*YOUR TASK*: A verbatim copy of the listing is the expected output.

*SUPPLIED INFORMATION*:
········

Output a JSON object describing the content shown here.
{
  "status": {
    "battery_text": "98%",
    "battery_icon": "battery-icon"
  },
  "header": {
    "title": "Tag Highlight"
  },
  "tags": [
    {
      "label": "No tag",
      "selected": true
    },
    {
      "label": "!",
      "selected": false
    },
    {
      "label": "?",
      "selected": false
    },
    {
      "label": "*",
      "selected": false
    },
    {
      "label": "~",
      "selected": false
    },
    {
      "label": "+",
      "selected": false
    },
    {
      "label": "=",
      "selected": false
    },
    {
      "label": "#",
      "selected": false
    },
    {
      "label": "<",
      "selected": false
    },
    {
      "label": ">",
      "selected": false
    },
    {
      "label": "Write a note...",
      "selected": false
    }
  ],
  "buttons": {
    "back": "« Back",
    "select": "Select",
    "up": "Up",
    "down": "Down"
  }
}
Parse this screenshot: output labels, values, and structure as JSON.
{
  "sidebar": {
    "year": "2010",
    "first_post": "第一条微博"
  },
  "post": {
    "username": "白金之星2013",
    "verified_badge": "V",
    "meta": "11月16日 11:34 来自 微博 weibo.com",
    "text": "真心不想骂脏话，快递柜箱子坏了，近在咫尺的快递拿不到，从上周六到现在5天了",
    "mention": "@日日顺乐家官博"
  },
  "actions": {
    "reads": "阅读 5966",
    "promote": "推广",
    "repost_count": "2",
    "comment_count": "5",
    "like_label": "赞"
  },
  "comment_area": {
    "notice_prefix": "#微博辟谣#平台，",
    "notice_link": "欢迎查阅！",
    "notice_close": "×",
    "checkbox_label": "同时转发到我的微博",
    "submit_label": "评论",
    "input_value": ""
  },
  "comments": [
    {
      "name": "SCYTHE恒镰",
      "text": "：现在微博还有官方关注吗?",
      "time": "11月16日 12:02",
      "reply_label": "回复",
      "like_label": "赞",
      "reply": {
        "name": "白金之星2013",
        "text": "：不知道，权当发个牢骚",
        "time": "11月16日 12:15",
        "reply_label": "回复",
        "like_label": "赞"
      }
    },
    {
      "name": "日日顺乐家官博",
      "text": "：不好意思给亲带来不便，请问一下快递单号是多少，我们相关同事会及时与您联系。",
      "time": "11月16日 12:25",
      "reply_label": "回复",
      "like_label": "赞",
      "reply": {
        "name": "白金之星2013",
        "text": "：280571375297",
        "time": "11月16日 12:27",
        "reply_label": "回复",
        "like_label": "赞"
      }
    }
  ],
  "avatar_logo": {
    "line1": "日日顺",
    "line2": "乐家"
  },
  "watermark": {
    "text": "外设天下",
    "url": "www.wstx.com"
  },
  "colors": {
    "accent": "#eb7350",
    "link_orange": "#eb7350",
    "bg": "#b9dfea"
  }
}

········

*TASK RESPONSE*:
Output a JSON object describing the content shown here.
{
  "status": {
    "battery_text": "98%",
    "battery_icon": "battery-icon"
  },
  "header": {
    "title": "Tag Highlight"
  },
  "tags": [
    {
      "label": "No tag",
      "selected": true
    },
    {
      "label": "!",
      "selected": false
    },
    {
      "label": "?",
      "selected": false
    },
    {
      "label": "*",
      "selected": false
    },
    {
      "label": "~",
      "selected": false
    },
    {
      "label": "+",
      "selected": false
    },
    {
      "label": "=",
      "selected": false
    },
    {
      "label": "#",
      "selected": false
    },
    {
      "label": "<",
      "selected": false
    },
    {
      "label": ">",
      "selected": false
    },
    {
      "label": "Write a note...",
      "selected": false
    }
  ],
  "buttons": {
    "back": "« Back",
    "select": "Select",
    "up": "Up",
    "down": "Down"
  }
}
Parse this screenshot: output labels, values, and structure as JSON.
{
  "sidebar": {
    "year": "2010",
    "first_post": "第一条微博"
  },
  "post": {
    "username": "白金之星2013",
    "verified_badge": "V",
    "meta": "11月16日 11:34 来自 微博 weibo.com",
    "text": "真心不想骂脏话，快递柜箱子坏了，近在咫尺的快递拿不到，从上周六到现在5天了",
    "mention": "@日日顺乐家官博"
  },
  "actions": {
    "reads": "阅读 5966",
    "promote": "推广",
    "repost_count": "2",
    "comment_count": "5",
    "like_label": "赞"
  },
  "comment_area": {
    "notice_prefix": "#微博辟谣#平台，",
    "notice_link": "欢迎查阅！",
    "notice_close": "×",
    "checkbox_label": "同时转发到我的微博",
    "submit_label": "评论",
    "input_value": ""
  },
  "comments": [
    {
      "name": "SCYTHE恒镰",
      "text": "：现在微博还有官方关注吗?",
      "time": "11月16日 12:02",
      "reply_label": "回复",
      "like_label": "赞",
      "reply": {
        "name": "白金之星2013",
        "text": "：不知道，权当发个牢骚",
        "time": "11月16日 12:15",
        "reply_label": "回复",
        "like_label": "赞"
      }
    },
    {
      "name": "日日顺乐家官博",
      "text": "：不好意思给亲带来不便，请问一下快递单号是多少，我们相关同事会及时与您联系。",
      "time": "11月16日 12:25",
      "reply_label": "回复",
      "like_label": "赞",
      "reply": {
        "name": "白金之星2013",
        "text": "：280571375297",
        "time": "11月16日 12:27",
        "reply_label": "回复",
        "like_label": "赞"
      }
    }
  ],
  "avatar_logo": {
    "line1": "日日顺",
    "line2": "乐家"
  },
  "watermark": {
    "text": "外设天下",
    "url": "www.wstx.com"
  },
  "colors": {
    "accent": "#eb7350",
    "link_orange": "#eb7350",
    "bg": "#b9dfea"
  }
}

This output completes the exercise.